Laparoscopic gastric bypass (RNY)
Your laparoscopic surgery will involve six small incisions in your abdomen. A small pouch about the size of a large egg is made at the top of your stomach, and then your small intestine is divided just past your stomach. One end of the intestine is attached to your new stomach pouch, and the remainder of your stomach is bypassed (food no longer travels through this remnant stomach) though it remains in your body. The other end of your divided intestine (the one attached to your remnant stomach) is reattached to your small intestine further down. This allows for digestive juices and enzymes to meet with the food stream. This procedure reduces the size of your stomach and how much food you absorb by bypassing part of the small intestine. This is considered the Gold Standard for bariatric surgery as there is significant weight loss and improvements in obesity-related illnesses such as diabetes, high blood pressure, heart disease, GERD, etc.
Laparoscopic single anastomosis duodeno-ileal bypass with sleeve gastrectomy (SADI-S)
This procedure is a modified version of the Duodenal Switch (described in detail in the next section). The duodenum is detached just below the stomach and reattached to a loop of the small intestine about 3.6 meters downstream. This creates two separate pathways and one common channel. The shorter pathway (digestive channel) allows food to flow from the stomach to the common channel. The longer pathway (biliopancreatic channel) carries bile from the liver to the common channel. This diversion limits the time that food mixes with digestive juices and reduces the number of calories that can be absorbed, leading to weight loss.
Laparoscopic biliopancreatic diversion-duodenal switch (BPD-DS)
Biliopancreatic diversion with duodenal switch (BPD/DS) or simply duodenal switch (DS) is a bariatric surgery that can help patients lose up to 80% of their excess body weight. It is performed laparoscopically and often done as a single stage surgery but can also be done for patients that have had a VSG in the past and still have significant weight to lose or struggling with comorbidities such as, DM2, HTN, dyslipidemia, etc. It can help you lose weight and improve your comorbidities by its malabsorptive action via reducing the absorption of macro- and micronutrients (vitamins and minerals).

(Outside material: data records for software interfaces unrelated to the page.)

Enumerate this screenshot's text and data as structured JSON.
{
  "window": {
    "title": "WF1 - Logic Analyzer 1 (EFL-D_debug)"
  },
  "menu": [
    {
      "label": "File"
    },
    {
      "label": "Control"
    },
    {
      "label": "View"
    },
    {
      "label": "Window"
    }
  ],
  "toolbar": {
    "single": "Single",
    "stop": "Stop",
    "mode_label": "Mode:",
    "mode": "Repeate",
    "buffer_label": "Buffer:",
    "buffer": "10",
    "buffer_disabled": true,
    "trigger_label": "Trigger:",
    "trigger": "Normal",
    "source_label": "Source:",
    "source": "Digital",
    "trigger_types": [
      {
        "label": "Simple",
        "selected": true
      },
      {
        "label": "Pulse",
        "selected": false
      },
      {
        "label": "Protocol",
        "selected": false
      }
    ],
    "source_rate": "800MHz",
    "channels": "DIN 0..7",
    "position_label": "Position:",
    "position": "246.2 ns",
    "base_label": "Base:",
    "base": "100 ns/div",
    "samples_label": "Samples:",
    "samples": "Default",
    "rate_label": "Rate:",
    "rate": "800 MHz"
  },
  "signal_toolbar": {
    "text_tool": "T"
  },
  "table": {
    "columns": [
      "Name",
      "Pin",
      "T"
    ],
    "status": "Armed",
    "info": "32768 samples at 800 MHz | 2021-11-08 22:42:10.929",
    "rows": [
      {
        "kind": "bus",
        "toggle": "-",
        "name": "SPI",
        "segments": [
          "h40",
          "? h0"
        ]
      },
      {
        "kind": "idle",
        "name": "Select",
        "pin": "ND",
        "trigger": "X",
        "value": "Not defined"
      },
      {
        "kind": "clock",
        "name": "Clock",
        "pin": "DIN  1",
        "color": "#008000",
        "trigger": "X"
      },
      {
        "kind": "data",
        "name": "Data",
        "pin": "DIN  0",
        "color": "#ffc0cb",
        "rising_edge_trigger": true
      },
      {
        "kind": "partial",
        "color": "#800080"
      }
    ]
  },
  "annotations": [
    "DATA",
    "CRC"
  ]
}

In this surgery, the intestine is bypassed from below the pylorus to the ileum, 50 to 125 centimetres from the colon. The bypassed portion of the intestine (biliopancreatic limb) delivers bile and pancreatic juices to the anastomosis at the ileum, where it meets the alimentary limb (proximal duodenum, through which food passes) to form the common channel. This is where food combines with bile and pancreatic juices for the first time, and most nutrient absorption occurs.